The first thing people say is you should stretch, which is understandable as everything feels ‘tight’ so the simple solution is to stretch. Our hips are on lock down neurologically and no amount of butterfly stretching your karate instructor recommended when you where 9 is going to help. Problem is this ‘hip stretching’ often does’nt fix the issue of over active adductor muscles and underactive glutes. It largely makes the adductor’s longer via dis-inhibition and longer under passive pressure. It does not address the issue of underactive glutes, the issue here is mobilisation.
We hear the term mobilisation used in conjunction with flexibility, which has caused much confusion. Flexibility usually relates to passive length of a muscle, mobility is the is the ability to move a joint actively through range of motion.

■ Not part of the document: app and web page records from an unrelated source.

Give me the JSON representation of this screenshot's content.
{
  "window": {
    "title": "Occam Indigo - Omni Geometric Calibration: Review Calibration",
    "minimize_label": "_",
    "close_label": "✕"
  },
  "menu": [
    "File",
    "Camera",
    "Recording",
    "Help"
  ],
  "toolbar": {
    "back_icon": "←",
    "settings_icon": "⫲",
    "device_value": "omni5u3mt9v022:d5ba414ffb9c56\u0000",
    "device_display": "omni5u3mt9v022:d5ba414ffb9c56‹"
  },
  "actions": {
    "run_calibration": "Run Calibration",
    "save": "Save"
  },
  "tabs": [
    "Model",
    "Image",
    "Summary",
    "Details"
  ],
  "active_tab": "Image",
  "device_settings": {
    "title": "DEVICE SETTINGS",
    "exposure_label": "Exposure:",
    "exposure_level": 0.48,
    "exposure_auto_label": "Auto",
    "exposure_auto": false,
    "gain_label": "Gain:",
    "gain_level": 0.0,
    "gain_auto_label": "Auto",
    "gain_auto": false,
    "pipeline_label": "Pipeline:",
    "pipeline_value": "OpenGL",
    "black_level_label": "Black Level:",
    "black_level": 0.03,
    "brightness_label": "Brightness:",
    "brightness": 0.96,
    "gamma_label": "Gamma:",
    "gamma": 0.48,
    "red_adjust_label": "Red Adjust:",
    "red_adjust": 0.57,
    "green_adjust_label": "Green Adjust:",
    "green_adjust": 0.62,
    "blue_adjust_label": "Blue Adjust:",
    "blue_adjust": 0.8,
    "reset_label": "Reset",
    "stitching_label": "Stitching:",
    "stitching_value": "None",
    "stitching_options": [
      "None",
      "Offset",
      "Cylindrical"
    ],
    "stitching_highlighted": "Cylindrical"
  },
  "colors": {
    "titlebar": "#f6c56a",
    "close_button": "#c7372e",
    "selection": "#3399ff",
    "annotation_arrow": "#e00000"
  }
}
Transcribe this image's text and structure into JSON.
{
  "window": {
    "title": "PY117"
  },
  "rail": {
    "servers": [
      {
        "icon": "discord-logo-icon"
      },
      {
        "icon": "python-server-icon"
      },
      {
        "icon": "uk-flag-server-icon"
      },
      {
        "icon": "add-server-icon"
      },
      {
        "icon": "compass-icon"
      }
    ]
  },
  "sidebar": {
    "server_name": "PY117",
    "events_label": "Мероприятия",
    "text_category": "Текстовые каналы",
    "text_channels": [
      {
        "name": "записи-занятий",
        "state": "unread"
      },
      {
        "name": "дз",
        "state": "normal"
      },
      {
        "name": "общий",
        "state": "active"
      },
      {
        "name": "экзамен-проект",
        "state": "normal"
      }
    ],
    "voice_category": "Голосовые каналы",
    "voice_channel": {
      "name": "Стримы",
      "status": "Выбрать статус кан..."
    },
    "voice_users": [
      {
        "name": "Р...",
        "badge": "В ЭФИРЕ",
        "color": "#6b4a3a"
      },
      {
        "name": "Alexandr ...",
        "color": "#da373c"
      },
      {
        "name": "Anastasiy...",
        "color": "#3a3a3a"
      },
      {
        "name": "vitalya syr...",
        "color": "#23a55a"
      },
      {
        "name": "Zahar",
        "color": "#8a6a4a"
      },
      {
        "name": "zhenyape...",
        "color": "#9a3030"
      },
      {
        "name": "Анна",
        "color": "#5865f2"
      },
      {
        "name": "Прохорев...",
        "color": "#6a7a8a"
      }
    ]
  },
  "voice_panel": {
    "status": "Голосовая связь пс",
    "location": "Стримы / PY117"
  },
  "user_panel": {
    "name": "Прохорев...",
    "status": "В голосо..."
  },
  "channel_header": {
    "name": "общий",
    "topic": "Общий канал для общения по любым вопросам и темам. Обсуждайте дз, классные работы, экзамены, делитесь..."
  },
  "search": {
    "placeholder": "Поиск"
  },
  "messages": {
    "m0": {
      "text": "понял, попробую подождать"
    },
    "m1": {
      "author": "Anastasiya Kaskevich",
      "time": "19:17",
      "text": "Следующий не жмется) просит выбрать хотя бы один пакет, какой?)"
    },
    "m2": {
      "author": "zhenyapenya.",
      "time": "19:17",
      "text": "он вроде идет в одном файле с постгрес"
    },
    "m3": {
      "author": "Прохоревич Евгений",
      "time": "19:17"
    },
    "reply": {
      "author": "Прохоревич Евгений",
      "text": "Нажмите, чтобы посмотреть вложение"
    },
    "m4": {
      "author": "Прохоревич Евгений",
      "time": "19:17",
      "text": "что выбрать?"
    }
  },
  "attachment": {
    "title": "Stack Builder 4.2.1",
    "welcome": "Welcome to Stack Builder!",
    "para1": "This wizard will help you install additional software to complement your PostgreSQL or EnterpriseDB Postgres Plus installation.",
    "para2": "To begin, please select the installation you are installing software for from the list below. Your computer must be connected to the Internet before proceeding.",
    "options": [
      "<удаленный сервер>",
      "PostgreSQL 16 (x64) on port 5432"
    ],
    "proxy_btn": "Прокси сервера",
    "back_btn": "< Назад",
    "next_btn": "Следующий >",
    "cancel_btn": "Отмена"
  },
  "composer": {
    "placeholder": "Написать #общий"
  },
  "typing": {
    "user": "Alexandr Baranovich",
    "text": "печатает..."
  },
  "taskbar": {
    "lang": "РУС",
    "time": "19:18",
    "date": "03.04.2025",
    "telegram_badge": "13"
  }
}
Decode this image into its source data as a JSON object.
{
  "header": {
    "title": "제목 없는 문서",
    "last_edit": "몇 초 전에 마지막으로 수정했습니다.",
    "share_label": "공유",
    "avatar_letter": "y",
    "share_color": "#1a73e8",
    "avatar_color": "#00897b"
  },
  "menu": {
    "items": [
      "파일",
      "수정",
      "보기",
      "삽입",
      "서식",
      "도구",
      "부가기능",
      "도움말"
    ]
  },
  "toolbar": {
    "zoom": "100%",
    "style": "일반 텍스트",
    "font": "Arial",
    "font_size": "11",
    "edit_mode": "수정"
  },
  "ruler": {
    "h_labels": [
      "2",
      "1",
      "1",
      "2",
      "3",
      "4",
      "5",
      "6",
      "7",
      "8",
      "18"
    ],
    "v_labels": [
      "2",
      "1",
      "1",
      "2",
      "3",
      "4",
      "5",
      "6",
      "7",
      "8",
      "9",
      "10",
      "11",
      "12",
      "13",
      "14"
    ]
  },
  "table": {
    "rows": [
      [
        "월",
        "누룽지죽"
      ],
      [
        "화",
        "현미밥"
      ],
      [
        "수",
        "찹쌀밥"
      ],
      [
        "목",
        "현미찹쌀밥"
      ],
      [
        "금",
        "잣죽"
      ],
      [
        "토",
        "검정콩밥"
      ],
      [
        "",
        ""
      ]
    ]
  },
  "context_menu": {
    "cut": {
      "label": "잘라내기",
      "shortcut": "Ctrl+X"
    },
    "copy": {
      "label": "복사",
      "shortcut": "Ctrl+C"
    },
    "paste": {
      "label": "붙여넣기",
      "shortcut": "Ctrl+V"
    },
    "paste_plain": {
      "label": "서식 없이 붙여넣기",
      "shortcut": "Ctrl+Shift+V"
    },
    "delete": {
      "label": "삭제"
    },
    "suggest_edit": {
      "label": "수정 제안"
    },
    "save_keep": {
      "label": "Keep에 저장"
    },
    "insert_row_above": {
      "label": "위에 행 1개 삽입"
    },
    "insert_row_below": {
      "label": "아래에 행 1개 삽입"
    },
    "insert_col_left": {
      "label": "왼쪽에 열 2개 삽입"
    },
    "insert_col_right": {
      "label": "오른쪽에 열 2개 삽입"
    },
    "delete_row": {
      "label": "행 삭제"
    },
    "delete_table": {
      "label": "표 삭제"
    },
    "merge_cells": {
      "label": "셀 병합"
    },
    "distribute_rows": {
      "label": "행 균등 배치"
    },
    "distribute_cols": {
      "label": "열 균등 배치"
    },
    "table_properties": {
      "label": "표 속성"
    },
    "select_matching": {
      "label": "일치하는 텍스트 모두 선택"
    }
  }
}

Much of dynamic warm-up I prescribe will usually have elements that target problem areas, in MMA and BJJ guys many have tight hips. So I have been utilising what is known as the prone flexed hip rock, which I unabashedly borrowed from Nick Tumminelo.
Simply ‘rock’ from side to side making sure to limit movement from the lower back, try and get athletes to actively pull and push themselves using hip muscles, trying to keep the hips level. I have seen mention of balancing a ball on the lower back to make sure hips stay level, I hav’nt tried that one yet.
This is an ongoing series of articles from guest blogger and Strength & Conditioning coach William Wayland of Powering Through.